The focus of the movie is Aleo’s joy in his horse’s accomplishments; he’d been in the racing game for a while, racing horses in Northern California, and late in his life, the once-in-a-lifetime horse appeared, changing his and Gilchrist’s life. Within a few months of Lost in the Fog’s first race, horse, owner, and trainer were traversing the country, picking out races, fielding six-figure offers for the colt, and fending off questions about whether the horse would go in the Triple Crown. Gilchrist admits in the movie that if it had been his horse, he’d have sold him; it would have been the financially responsible thing to do, and it’s what he advised Aleo to do, while at the same time desperately hoping that the colt would stay in his barn.
The climax of the film, much to the delight of the local viewers, is the King’s Bishop at Saratoga; Aleo called it “our Kentucky Derby” and spoke with awe of racing in “this storied place.” His excitement when his colt wins his first—and only–Grade I represents the emotional center of the film.

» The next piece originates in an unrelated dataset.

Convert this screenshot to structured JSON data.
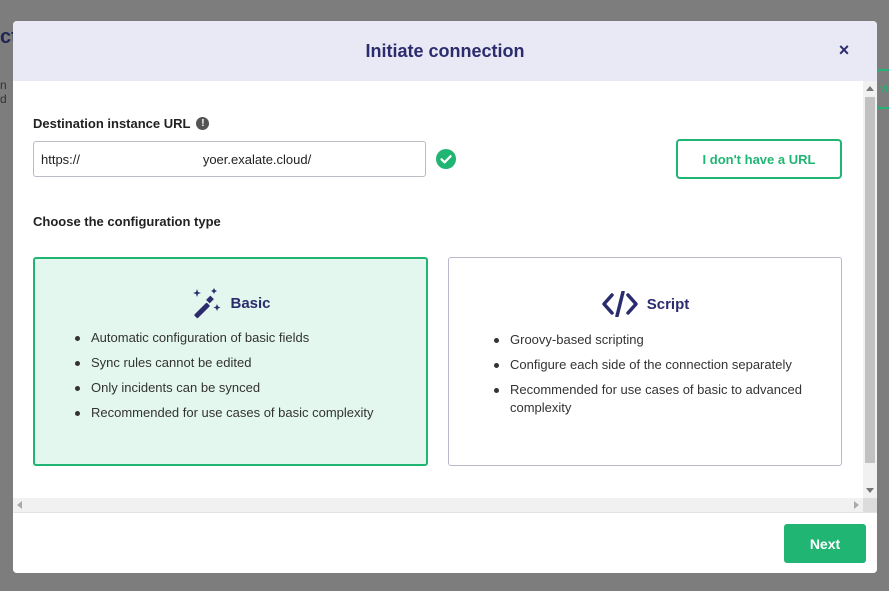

Unfortunately, we know how the story ends, and Corey happened to be filming an interview with Aleo when the call came with the colt’s diagnosis. The movie resists delving into maudlin sentimentality, and in fact ends with Aleo watching another of his horses eke out a victory in Northern California. Groaning, he puts his head on the table and says, “I can’t take this anymore,” but we know that he can; if we learn nothing else about Aleo, we learn that he was one of racing’s purest fans. He resisted millions of dollars to sell his colt and the lure of the Kentucky Derby to do what was best for his horse. Like Poseidon, he loved the horse so much he decided to keep it.
My brief interview with the film’s director is here.